(Reuters) - Spanish world champion Marc Marquez became the first man in 17 years to win 10 consecutive MotoGP races when he rode to a comfortable victory at Indianapolis on Sunday.
Not since Australian Mick Doohan won 10 in a row in 1997 had a rider put together that long a streak.
Marquez, riding a Repsol Honda, completed the 27 laps (112.6km) in 42 minutes, 7.041 seconds, 1.803 seconds ahead of compatriot Jorge Lorenzo (Yamaha).
Italian Valentino Rossi (Yamaha) was 6.558 seconds back in third place, with Spaniard Dani Pedrosa (Honda) fourth in an action-packed race that featured several crashes.
Marquez, 21, also increased his lead in the 2014 standings, picking up 25 points to improve to a perfect 250 points for the season.
Pedrosa is second on 161 points, with seven-time world champion Rossi close behind on 157 points after 10 of 18 races.
Marquez started from pole but got away slowly and quickly fell back to fourth place as Rossi took the lead.
On the sixth lap, Rossi and Andrea Dovizioso appeared to have a little contact on a corner and, though they remained upright, both lost speed and Marquez took advantage to pass them both and take the lead.

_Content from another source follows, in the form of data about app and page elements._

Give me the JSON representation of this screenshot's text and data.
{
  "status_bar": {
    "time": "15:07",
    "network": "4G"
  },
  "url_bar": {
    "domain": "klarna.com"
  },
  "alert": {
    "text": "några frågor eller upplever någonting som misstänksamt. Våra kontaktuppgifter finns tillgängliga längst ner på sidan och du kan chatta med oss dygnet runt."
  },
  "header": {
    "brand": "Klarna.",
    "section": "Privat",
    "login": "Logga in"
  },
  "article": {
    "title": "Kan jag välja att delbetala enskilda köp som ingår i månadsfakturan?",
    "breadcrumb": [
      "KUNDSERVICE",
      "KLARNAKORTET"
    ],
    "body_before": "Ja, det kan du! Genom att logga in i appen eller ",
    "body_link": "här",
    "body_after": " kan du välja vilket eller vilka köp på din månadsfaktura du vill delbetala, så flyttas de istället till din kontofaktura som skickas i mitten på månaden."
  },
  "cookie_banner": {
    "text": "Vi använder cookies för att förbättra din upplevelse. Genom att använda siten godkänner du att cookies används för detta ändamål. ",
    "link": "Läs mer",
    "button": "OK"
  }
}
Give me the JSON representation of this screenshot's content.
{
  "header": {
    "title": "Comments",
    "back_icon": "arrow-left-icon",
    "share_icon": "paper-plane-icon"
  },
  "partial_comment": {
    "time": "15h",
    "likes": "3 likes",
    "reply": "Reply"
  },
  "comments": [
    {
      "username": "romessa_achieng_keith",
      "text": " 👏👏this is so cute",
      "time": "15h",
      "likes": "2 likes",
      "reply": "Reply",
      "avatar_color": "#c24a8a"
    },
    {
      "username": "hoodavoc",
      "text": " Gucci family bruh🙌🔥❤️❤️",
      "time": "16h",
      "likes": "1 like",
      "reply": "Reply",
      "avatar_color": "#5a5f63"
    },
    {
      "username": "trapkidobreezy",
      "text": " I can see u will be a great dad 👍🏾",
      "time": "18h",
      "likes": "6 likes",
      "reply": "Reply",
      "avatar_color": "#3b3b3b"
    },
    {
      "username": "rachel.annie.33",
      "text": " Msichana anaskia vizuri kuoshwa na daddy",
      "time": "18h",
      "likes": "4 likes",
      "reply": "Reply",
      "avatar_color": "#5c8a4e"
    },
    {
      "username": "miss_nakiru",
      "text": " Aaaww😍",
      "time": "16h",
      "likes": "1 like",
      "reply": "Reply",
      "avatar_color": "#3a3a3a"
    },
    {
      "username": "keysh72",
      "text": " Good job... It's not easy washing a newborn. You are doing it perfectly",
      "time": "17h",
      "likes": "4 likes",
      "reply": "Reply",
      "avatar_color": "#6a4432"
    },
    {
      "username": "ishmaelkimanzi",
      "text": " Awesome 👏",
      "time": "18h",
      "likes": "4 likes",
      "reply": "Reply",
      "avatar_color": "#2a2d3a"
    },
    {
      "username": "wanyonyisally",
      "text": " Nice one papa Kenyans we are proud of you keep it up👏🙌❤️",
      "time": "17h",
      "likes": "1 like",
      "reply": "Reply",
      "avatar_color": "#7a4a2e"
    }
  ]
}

Rossi temporarily dropped to third but surged back to regain the lead.
However, Marquez bided his time and took the lead again on the 11th lap, this time for good, gradually increasing his margin to win at Indianapolis for the second successive year.
American rider Nicky Hayden, who missed the race through injury, said Marquez was dominating the circuit because he did everything well.
“He really has no weak spots,” the 2006 world champion told Fox Sports.
“He’s won races from the back, he’s won races where he wasn’t necessarily the fastest, he’s flag-to-flag, switched bikes, started from the grid and... the thing he does more than I’ve probably seen anybody is ride on the ragged edge so much and not make many mistakes.”
Reporting by Andrew Both in Cary, North Carolina, editing by Gene Cherry